» REQUIRED ACTION: Search the data for the string "role" and extract every line where it appears.

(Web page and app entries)
Segment Open

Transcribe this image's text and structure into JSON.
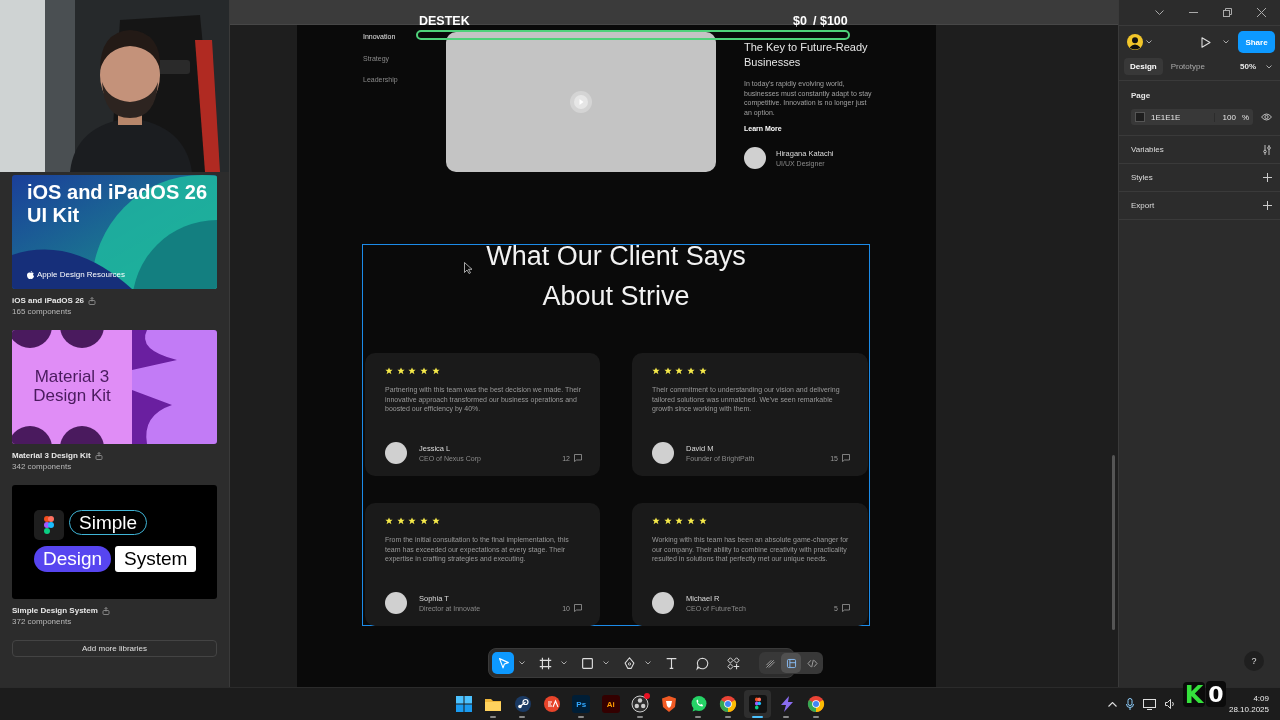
{
  "stream_overlay": {
    "title": "DESTEK",
    "amount": "$0",
    "goal": "/ $100",
    "badge_letter": "K",
    "counter": "0"
  },
  "libraries": {
    "items": [
      {
        "name": "iOS and iPadOS 26",
        "count": "165 components",
        "thumbnail": {
          "kind": "ios",
          "lines": [
            "iOS and iPadOS 26",
            "UI Kit"
          ],
          "footer": "Apple Design Resources"
        }
      },
      {
        "name": "Material 3 Design Kit",
        "count": "342 components",
        "thumbnail": {
          "kind": "material",
          "lines": [
            "Material 3",
            "Design Kit"
          ]
        }
      },
      {
        "name": "Simple Design System",
        "count": "372 components",
        "thumbnail": {
          "kind": "simple",
          "lines": [
            "Simple",
            "Design",
            "System"
          ]
        }
      }
    ],
    "add_button": "Add more libraries"
  },
  "canvas": {
    "nav": [
      {
        "label": "Innovation",
        "selected": true
      },
      {
        "label": "Strategy",
        "selected": false
      },
      {
        "label": "Leadership",
        "selected": false
      }
    ],
    "feature": {
      "title": "The Key to Future-Ready Businesses",
      "body": "In today's rapidly evolving world, businesses must constantly adapt to stay competitive. Innovation is no longer just an option.",
      "link": "Learn More",
      "author": {
        "name": "Hiragana Katachi",
        "role": "UI/UX Designer"
      }
    },
    "testimonials": {
      "title": "What Our Client Says About Strive",
      "cards": [
        {
          "stars": 5,
          "quote": "Partnering with this team was the best decision we made. Their innovative approach transformed our business operations and boosted our efficiency by 40%.",
          "name": "Jessica L",
          "role": "CEO of Nexus Corp",
          "comments": "12"
        },
        {
          "stars": 5,
          "quote": "Their commitment to understanding our vision and delivering tailored solutions was unmatched. We've seen remarkable growth since working with them.",
          "name": "David M",
          "role": "Founder of BrightPath",
          "comments": "15"
        },
        {
          "stars": 5,
          "quote": "From the initial consultation to the final implementation, this team has exceeded our expectations at every stage. Their expertise in crafting strategies and executing.",
          "name": "Sophia T",
          "role": "Director at Innovate",
          "comments": "10"
        },
        {
          "stars": 5,
          "quote": "Working with this team has been an absolute game-changer for our company. Their ability to combine creativity with practicality resulted in solutions that perfectly met our unique needs.",
          "name": "Michael R",
          "role": "CEO of FutureTech",
          "comments": "5"
        }
      ]
    }
  },
  "toolbar": {
    "tools": [
      {
        "kind": "move",
        "selected": true,
        "menu": true
      },
      {
        "kind": "frame",
        "selected": false,
        "menu": true
      },
      {
        "kind": "rectangle",
        "selected": false,
        "menu": true
      },
      {
        "kind": "pen",
        "selected": false,
        "menu": true
      },
      {
        "kind": "text",
        "selected": false,
        "menu": false
      },
      {
        "kind": "comment",
        "selected": false,
        "menu": false
      },
      {
        "kind": "components",
        "selected": false,
        "menu": false
      }
    ],
    "modes": [
      {
        "kind": "draw",
        "selected": false
      },
      {
        "kind": "design",
        "selected": true
      },
      {
        "kind": "dev",
        "selected": false
      }
    ]
  },
  "right_panel": {
    "share": "Share",
    "tabs": [
      {
        "label": "Design",
        "selected": true
      },
      {
        "label": "Prototype",
        "selected": false
      }
    ],
    "zoom": "50%",
    "page": {
      "heading": "Page",
      "color": "1E1E1E",
      "opacity": "100",
      "unit": "%"
    },
    "sections": [
      {
        "label": "Variables",
        "kind": "variables"
      },
      {
        "label": "Styles",
        "kind": "add"
      },
      {
        "label": "Export",
        "kind": "add"
      }
    ],
    "help": "?"
  },
  "taskbar": {
    "apps": [
      {
        "kind": "windows",
        "selected": false,
        "running": false,
        "notification": false
      },
      {
        "kind": "folder",
        "selected": false,
        "running": true,
        "notification": false
      },
      {
        "kind": "steam",
        "selected": false,
        "running": true,
        "notification": false
      },
      {
        "kind": "ea",
        "selected": false,
        "running": false,
        "notification": false
      },
      {
        "kind": "ps",
        "label": "Ps",
        "selected": false,
        "running": true,
        "notification": false
      },
      {
        "kind": "ai",
        "label": "Ai",
        "selected": false,
        "running": false,
        "notification": false
      },
      {
        "kind": "obs",
        "selected": false,
        "running": true,
        "notification": true
      },
      {
        "kind": "brave",
        "selected": false,
        "running": false,
        "notification": false
      },
      {
        "kind": "whatsapp",
        "selected": false,
        "running": true,
        "notification": false
      },
      {
        "kind": "chrome",
        "selected": false,
        "running": true,
        "notification": false
      },
      {
        "kind": "figma",
        "selected": true,
        "running": true,
        "notification": false
      },
      {
        "kind": "bolt",
        "selected": false,
        "running": true,
        "notification": false
      },
      {
        "kind": "chrome",
        "selected": false,
        "running": true,
        "notification": false
      }
    ],
    "time": "4:09",
    "date": "28.10.2025"
  }
}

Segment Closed

» RESULT FOR THIS EXERCISE:
        "role": "UI/UX Designer"
          "role": "CEO of Nexus Corp",
          "role": "Founder of BrightPath",
          "role": "Director at Innovate",
          "role": "CEO of FutureTech",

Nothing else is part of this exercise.